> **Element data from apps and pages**
────────────────────
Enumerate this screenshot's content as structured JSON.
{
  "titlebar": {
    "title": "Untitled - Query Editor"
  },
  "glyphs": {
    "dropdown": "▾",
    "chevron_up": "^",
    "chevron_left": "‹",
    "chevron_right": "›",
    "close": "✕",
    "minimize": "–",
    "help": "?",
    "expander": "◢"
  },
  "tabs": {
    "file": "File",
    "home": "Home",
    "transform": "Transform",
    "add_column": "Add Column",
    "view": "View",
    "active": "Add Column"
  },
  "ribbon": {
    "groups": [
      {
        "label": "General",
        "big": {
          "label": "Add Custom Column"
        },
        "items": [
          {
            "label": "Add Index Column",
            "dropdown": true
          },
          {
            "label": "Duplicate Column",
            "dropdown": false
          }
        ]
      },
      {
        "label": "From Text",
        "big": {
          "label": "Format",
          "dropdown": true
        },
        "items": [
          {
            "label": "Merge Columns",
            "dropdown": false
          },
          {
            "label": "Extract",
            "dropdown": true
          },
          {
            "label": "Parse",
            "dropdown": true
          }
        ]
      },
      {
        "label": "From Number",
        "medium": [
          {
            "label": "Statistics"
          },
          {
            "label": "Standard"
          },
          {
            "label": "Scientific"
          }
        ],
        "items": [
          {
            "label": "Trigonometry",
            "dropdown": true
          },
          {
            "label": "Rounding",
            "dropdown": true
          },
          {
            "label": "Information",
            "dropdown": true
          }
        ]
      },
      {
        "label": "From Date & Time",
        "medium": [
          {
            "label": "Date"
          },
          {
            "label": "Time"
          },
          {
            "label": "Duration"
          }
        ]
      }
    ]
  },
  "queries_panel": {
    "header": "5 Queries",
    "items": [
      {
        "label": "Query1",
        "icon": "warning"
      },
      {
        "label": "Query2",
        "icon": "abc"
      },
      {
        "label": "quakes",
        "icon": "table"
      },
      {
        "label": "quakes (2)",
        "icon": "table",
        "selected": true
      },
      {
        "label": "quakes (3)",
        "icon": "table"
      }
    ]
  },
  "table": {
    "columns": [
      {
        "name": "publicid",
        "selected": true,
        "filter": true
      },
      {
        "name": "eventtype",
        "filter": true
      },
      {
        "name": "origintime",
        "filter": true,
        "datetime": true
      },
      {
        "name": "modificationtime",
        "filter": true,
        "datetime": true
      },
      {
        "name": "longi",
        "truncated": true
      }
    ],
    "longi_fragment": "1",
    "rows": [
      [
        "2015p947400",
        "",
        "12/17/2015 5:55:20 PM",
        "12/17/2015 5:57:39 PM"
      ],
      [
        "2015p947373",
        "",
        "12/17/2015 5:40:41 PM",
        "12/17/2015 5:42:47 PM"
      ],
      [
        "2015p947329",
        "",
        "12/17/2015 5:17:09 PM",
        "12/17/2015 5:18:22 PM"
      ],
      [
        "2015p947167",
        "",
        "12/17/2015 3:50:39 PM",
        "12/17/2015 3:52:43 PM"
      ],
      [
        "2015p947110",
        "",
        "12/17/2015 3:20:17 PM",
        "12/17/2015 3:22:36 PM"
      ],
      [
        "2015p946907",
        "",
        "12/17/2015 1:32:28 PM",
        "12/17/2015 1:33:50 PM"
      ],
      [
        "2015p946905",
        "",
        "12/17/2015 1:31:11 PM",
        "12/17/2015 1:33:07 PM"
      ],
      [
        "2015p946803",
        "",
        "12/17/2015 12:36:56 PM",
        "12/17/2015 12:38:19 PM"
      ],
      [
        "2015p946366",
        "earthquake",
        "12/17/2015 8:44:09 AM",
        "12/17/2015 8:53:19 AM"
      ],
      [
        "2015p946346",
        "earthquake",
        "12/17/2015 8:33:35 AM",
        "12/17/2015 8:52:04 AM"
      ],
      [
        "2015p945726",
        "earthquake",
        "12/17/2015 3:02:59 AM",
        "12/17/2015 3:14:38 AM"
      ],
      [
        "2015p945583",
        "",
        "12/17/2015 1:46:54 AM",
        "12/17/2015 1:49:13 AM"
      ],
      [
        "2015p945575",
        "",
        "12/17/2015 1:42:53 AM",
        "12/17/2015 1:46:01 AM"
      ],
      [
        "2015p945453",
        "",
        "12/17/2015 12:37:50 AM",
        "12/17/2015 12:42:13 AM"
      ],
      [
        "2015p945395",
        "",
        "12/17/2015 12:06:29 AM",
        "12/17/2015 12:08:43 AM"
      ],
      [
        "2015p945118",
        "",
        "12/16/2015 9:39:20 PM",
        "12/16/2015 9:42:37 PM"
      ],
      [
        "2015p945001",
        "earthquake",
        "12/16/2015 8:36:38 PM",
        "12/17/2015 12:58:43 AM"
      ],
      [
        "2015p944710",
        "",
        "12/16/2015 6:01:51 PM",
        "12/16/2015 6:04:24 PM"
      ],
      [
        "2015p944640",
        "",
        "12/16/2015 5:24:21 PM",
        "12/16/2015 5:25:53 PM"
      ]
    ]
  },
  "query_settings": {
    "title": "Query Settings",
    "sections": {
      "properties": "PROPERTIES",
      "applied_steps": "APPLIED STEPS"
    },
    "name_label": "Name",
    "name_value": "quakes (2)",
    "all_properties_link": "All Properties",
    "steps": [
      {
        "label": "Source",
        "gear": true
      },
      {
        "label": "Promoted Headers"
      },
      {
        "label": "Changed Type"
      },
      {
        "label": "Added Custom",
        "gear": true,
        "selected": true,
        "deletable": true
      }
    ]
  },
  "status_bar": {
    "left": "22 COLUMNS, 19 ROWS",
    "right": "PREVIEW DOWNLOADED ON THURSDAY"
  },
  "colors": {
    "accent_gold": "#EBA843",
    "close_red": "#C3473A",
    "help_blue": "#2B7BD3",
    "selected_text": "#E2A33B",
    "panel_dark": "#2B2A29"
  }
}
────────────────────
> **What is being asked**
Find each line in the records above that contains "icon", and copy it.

> **Response for this exercise**
        "icon": "warning"
        "icon": "abc"
        "icon": "table"
        "icon": "table",
        "icon": "table"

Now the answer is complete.